It’s understandable why you’d feel the need to break-up over text, people do it all the time, but that doesn’t mean it's right. In a pinch, a phone call will do, if you really need to get this relationship off your chest.
But, the best case scenario ninety-nine percent of the time is to do it in person. Once you’ve got this down, you’ve got a crucial part of adult etiquette down.
Double-checking your headphones
So this one is more of a “be careful” kind of tip than a “don’t do.” We all forget sometimes, or our Bluetooth isn’t working correctly, or we stuck our phone in our pocket without turning the volume off.
If your headphones aren’t connected to your phone with a wire it can be hard to miss if everything is attached and playing audio-only for you.
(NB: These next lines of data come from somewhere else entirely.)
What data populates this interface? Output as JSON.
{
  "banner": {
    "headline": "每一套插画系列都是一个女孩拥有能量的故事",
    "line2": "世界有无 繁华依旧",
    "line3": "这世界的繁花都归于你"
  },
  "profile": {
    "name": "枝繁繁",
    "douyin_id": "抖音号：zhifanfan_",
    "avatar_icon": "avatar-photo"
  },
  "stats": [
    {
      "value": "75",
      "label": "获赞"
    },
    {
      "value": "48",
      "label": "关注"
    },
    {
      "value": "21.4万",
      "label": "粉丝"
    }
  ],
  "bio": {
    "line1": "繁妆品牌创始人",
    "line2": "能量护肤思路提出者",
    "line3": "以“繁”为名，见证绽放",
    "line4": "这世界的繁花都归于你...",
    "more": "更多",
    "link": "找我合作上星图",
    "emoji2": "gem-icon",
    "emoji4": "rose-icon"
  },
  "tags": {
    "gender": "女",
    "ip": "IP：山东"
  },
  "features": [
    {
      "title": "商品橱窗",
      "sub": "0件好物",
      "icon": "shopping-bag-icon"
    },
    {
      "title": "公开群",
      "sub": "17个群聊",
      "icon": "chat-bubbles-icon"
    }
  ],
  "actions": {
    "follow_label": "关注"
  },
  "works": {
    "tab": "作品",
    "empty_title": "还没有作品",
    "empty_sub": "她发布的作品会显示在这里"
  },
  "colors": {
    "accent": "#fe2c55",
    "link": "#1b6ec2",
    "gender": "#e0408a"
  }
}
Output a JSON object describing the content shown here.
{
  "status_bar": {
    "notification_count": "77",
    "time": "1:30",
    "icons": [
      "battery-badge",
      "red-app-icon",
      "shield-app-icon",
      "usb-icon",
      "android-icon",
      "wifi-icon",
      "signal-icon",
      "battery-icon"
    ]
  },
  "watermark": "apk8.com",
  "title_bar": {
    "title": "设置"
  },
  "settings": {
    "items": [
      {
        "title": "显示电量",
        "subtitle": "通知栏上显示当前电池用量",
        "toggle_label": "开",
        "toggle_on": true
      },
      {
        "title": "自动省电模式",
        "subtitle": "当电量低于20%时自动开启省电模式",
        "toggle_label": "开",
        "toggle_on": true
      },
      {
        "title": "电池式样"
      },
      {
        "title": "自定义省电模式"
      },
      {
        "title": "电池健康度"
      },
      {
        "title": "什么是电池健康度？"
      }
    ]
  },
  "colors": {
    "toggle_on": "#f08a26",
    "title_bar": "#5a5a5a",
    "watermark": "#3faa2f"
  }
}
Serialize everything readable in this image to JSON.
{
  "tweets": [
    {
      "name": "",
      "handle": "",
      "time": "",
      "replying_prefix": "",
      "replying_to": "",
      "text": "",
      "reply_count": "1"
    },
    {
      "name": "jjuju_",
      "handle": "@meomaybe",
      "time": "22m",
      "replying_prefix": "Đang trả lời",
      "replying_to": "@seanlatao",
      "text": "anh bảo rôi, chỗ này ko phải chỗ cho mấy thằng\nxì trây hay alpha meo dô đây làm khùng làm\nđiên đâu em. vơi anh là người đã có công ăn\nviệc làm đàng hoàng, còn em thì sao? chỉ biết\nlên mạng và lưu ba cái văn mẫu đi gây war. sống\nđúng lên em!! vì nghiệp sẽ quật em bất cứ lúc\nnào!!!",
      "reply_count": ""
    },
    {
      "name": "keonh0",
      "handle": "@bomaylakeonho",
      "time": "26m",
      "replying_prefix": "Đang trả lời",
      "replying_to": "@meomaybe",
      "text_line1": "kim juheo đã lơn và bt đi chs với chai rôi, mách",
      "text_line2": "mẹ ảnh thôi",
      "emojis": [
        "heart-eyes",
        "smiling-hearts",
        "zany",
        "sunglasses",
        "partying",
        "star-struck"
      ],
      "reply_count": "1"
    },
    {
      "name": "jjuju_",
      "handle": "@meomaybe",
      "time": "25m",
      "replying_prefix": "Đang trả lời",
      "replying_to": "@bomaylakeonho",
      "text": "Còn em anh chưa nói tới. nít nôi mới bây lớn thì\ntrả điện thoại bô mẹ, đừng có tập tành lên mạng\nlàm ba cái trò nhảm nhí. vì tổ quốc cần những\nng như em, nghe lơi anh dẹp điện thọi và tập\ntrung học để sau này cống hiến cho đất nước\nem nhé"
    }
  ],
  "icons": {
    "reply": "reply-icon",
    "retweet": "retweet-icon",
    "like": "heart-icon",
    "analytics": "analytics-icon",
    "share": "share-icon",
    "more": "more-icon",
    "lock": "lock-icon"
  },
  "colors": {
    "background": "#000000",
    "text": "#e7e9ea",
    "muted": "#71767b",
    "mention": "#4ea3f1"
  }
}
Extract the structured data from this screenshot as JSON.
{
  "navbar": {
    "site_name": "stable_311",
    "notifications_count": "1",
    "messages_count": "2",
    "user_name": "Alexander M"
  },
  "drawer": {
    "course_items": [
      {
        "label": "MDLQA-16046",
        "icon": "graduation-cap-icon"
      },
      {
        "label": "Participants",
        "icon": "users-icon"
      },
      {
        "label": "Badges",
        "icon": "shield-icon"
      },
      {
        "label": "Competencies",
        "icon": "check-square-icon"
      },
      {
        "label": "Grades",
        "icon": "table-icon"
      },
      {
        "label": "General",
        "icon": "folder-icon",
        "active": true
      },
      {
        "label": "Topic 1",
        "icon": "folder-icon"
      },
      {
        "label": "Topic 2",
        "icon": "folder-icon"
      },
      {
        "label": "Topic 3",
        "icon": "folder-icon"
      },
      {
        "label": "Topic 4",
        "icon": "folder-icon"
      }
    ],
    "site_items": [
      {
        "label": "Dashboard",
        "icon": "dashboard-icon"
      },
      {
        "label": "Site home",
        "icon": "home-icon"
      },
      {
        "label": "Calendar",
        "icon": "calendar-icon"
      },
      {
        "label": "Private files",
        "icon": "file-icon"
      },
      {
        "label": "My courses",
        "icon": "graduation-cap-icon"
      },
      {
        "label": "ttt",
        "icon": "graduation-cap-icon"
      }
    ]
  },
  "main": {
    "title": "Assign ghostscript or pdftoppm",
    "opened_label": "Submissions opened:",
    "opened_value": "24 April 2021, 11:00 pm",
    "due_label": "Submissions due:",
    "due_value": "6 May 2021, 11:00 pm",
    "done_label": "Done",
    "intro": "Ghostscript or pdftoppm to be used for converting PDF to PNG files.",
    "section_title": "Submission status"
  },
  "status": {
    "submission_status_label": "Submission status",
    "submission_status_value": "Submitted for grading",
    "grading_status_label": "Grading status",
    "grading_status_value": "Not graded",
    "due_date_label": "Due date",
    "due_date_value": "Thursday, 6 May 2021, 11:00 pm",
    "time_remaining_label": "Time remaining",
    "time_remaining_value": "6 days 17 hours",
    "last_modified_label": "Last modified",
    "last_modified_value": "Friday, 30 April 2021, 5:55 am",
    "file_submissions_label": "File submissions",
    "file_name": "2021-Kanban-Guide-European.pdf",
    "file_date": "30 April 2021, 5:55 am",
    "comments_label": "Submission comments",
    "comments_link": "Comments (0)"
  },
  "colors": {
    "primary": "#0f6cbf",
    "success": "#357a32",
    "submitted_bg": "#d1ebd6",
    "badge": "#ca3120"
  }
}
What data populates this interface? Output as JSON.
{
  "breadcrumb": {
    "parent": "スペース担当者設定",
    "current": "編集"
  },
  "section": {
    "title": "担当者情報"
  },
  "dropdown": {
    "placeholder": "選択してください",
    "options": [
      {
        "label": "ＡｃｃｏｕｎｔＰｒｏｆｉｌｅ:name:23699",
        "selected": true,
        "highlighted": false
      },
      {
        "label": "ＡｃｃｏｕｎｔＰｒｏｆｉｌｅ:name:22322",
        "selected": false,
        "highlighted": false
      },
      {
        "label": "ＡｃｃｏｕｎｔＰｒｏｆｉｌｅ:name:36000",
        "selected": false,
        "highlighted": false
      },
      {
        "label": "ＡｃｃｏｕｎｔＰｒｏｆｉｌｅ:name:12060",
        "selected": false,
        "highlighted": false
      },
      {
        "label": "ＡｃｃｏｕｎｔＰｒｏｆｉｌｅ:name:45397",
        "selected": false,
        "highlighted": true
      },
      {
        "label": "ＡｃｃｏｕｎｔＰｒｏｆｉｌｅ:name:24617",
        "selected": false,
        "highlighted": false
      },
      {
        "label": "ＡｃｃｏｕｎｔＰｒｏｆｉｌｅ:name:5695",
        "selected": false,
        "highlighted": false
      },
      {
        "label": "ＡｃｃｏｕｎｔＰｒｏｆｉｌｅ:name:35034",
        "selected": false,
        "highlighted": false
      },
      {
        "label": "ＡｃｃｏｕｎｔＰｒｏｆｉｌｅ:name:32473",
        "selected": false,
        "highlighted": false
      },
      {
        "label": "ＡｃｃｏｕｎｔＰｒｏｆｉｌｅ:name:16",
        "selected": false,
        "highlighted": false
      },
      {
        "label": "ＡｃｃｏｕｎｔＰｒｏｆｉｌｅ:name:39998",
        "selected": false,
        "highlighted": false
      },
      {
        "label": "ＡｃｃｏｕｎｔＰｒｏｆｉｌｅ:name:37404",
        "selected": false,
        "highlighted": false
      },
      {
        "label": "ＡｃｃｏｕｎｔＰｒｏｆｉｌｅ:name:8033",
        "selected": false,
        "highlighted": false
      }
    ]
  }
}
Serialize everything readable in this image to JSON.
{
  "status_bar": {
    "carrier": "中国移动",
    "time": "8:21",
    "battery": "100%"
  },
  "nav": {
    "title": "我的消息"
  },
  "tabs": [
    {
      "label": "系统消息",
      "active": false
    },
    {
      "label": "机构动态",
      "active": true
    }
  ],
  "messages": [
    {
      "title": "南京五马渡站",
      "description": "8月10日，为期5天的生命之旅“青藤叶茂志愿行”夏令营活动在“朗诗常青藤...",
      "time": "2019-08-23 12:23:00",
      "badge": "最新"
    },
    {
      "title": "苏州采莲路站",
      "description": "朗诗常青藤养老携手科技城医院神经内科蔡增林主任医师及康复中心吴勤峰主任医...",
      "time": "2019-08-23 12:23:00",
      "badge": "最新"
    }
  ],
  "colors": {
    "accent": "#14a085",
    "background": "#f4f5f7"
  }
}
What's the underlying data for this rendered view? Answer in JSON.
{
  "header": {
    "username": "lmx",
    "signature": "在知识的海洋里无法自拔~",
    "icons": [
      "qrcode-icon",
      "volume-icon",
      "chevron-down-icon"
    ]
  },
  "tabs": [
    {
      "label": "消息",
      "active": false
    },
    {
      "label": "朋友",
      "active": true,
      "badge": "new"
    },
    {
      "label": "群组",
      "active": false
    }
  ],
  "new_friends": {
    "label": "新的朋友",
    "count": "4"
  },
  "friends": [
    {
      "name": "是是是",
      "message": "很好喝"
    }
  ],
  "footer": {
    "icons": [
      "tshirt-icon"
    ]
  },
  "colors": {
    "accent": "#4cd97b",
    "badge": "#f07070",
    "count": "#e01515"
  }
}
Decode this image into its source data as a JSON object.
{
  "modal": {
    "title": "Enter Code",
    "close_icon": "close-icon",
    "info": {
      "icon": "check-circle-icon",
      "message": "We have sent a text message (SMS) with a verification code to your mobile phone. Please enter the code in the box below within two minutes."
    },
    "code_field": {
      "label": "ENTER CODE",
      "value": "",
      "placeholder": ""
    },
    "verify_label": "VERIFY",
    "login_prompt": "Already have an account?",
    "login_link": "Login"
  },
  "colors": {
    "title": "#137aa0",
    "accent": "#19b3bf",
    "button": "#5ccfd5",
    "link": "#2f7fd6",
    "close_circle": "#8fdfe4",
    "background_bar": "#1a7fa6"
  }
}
All we’re asking is that you make sure because sometimes we can hear whatever you’re listening to.
Also, if you’re a parent with children we ask that you manage their devices as well. We’ve all seen that one kid in public with their iPad’s volume bumped up to the max. Whatever games they’re playing are quite possibly the loudest in existence.
And please, don’t ever commit the forbidden faux pas, playing audio openly from your phone or tablet. Blasting it without a care, that’s not just your forgetting to plug in your headphones correctly this breaks so many etiquette rules it’s ridiculous.
No one wants to hear what you’re playing, absolutely no one.
Maintaining the personal space bubble
We know that this isn’t a possibility especially if you’re in a crowded public space, but some people still don’t know how to stick to their own bubble.
When people get angry with you for being too close, it’s not an over-exaggeration. The need for personal space is quite literally loaded into our DNA.
According to Michael Graziano, a neuroscientist at Princeton University, personal space is an extension of a second barrier outside of your skin created by the brain. It exists because a long long time ago when we’re running around hunting and gathering and the like, we had to be aware of our surroundings.
When you’re hunting for a tasty antelope to eat for dinner you also have to watch your back for the lion that’s got you in its sights. Thus, the uncomfortable feeling you get when something or someone you’re not familiar with gets too close.
Basically all you have to do to uphold this rule is stay in your own space. If you’re at college and you’re going to sit in a lecture hall, don’t sit in the seat right next to someone you don’t know if you don’t have to.
If you’re walking on the sidewalk, don’t tailgate somebody, slow down, step back and stretch your arms out in front of you. That’s the amount of space you need to yourself. Use it.
Keep public transportation a private experience
Somewhat of a branch off from the personal space etiquette rule, but has a crucial talking component. We’ve all had that one experience on the bus or subway where some stranger has sat right next to you and struck up a random conversation.
You try to be polite because that’s what you’ve been taught by you don’t want to be talking to this stranger and you don’t know why they’re talking to you.
For all those over sociable people who have that desire to strike up random conversations with people on public transportation. Don’t.
Especially if the person you’re talking to has earbuds in, or is reading a book, or taking a nap. All of these are “leave me alone” signs, and they usually work. Except for those persistent people. Here’s your sign to take that sign to heart.
Falling into a social etiquette pitfall isn’t just annoying for the person you’re doing it to, it can also be super embarrassing on your part.
You can’t possibly avoid every single “do not” as an adult, making mistakes is a part of the process. But you can follow common courtesy and reduce the casualties by being as kind as accommodating as you can.
By doing your best, staying out of other people’s business, and keeping your social media rants to a minimum you’ll have most of your bases covered.
Do you have any etiquette tips of your own? Be sure to comment and like and share!